SACRAMENTO, Calif. -- The California State Teachers' Retirement System has hired nine real estate managers to invest for its new low-risk "discretion in a box" strategy, said Patrick Mitchell, chief investment officer at the $99.1 billion system.
The managers will not be given precise amounts to invest, so they can focus on good ideas without being limited by dollars, he noted. The dollar amount of the program will be determined at the July 7 board meeting, but none of the managers will be told what the decision is.
In an interview, Mr. Mitchell said five of the managers are new to the system and the other four had been rehired after going through the RFP process. The existing managers will continue to use the same strategies they had been using, but with a discretion unavailable to them before.

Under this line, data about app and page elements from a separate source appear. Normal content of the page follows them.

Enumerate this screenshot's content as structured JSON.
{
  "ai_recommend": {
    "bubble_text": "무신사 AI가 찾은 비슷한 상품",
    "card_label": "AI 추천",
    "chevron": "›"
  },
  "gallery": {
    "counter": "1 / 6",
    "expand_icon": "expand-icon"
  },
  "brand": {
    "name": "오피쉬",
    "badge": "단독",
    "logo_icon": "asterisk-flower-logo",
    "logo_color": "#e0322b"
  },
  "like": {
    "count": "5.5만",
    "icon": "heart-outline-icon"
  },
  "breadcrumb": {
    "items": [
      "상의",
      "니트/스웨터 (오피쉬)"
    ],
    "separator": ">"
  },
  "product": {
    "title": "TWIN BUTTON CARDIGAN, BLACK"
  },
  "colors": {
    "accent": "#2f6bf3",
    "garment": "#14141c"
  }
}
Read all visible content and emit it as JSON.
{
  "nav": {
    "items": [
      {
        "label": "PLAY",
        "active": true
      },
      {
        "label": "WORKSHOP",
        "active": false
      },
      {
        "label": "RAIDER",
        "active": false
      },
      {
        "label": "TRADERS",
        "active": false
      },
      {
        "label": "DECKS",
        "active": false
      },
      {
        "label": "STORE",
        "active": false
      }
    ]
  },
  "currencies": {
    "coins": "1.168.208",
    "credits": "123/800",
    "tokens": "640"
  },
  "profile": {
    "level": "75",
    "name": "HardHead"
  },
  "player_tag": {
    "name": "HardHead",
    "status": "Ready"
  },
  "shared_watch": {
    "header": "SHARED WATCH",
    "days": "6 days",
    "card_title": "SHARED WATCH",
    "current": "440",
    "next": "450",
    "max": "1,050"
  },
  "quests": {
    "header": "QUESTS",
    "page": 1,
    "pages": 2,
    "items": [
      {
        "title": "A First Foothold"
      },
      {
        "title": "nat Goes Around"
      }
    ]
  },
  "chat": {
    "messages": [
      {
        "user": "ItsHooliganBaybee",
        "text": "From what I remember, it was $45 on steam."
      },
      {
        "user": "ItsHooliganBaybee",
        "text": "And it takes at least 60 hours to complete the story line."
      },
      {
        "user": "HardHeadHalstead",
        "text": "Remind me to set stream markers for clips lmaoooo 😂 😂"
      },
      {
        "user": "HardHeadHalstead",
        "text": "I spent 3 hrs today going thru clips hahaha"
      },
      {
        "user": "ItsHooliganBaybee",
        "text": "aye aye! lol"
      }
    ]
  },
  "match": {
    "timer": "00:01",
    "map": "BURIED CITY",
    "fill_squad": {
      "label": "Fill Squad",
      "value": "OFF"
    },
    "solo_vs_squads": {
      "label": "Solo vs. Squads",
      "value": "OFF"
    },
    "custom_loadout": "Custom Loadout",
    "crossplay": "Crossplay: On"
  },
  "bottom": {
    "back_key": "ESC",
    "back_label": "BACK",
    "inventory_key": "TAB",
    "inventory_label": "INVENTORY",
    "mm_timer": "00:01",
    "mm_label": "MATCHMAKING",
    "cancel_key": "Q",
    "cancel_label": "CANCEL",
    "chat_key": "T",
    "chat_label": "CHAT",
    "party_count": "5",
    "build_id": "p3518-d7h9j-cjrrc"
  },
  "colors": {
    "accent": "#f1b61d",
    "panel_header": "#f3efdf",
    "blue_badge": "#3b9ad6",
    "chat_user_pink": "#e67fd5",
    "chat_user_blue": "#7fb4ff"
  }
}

Managers that were rehired are C.B. Richard Ellis Investors, Los Angeles; SSR Realty Advisors, White Plains, N.Y.; Lend Lease Real Estate Investments Inc., Atlanta; and MIG Realty Advisors, West Palm Beach, Fla. The new managers are Heitman Capital Management, Chicago; Lowe Enterprises Investment Management Inc., Los Angeles; Clarion Partners, New York; Sentinel Real Estate Corp., New York; and Thomas Development Partners, Los Angeles.
Mr. Mitchell said the CalSTRS' strategy is somewhat different from other pension funds because it is not specifying how much the managers can invest. "We have looked at that approach and decided not to take it, because we don't want any artificial constraints."
Frank Blaschka, principal at the Townsend Group, Cleveland, said many pension funds now use the discretion in a box strategy for part of their real estate portfolios, but usually the managers know how much money they have to invest. Generally the managers are evaluated each year, and the amount they are given the next year hinges on how they performed the previous year, he said.
CalSTRS' Mr. Mitchell said the contracts are "evergreen, and will automatically be extended each year, unless we choose to terminate them. They will be evaluated every six months."
Pension funds that have established the discretion in a box strategy with Townsend's help include Los Angeles County Employees Retirement Association, and the pension funds for the states of Iowa, New Hampshire and Massachusetts, Mr. Blaschka said.
The system has a 5% allocation to real estate, but only 2.5% of assets are invested. The new program is all low-risk and will make up around 75% of the real estate portfolio. "We like low-risk properties that can offer a high rate of return from cash flow. They're also a good way to diversify," Mr. Mitchell noted.
Objectives for the system's high-risk real estate strategy will be presented at the upcoming board meeting. These include investments in urban redevelopment and single-family and multifamily housing, and others that are in the works, Mr. Mitchell said. The system will not issue RFPs for manager for the high-risk strategies, but will select managers for single strategies, and the managers will need fund approval before investing in specific deals.
Freedom within bounds
CalSTRS' "box" has set parameters that will be monitored by Mitch Pleis, the system's director of real estate investments: Investments must provide cash flow of at least 8% after fees (a number that will change regularly, depending upon the Treasury market); internal rate of return must be at least 10%; properties must be located in the United States; and they are limited to the office, retail, industrial and apartment sectors.
Managers such as SSR and MIG that invest only in apartments will have to stick to that, Mr. Mitchell said. But managers that are diversified across several sectors will be free to buy in any sector permitted in the strategy.
Previously, the pension fund approved managers' requests to invest in properties on a case-by-case basis. Under the new plan, managers will have discretion to register the properties they plan to buy with the pension fund and then proceed to close. Transactions cannot be any larger than $100 million, and no manager can have more than $300 million in deals under registration at a time.
"If too many deals are in registration at the same time, we'll suspend registration for a while," Mr. Mitchell said.
The contracts with the nine managers in the program are in the process of being signed and should be completed by the end of July. The managers "can begin investing as soon as they have contracts," he said. Since January, the system has committed $500 million to existing real estate managers.
2 sources of funding
Funding for the real estate investments will come from two sources: the allocation to real estate that has not yet been invested and which is parked in a Standard & Poor's 500 index fund; and the $3.5 billion in free cash flow the system has built up to be used for investments in asset classes that are below target allocations. As of May 31, all of CalSTRS' asset classes are under target because U.S. equities have done so well, Mr. Mitchell noted.
"Our priorities are real estate and alternative investments, because they are the hardest to invest in," he continued. The target allocation for alternatives, like the real estate allocation, is for 5% of assets, but only 2.5% is invested.
U.S. fixed-income investments now stand at 25.8% of assets, just short of the target 26% allocation, and international equities stand at 23.3%, shy of the 25% target. U.S. equities, meanwhile, stand at 45.6%, well above the target of 38%.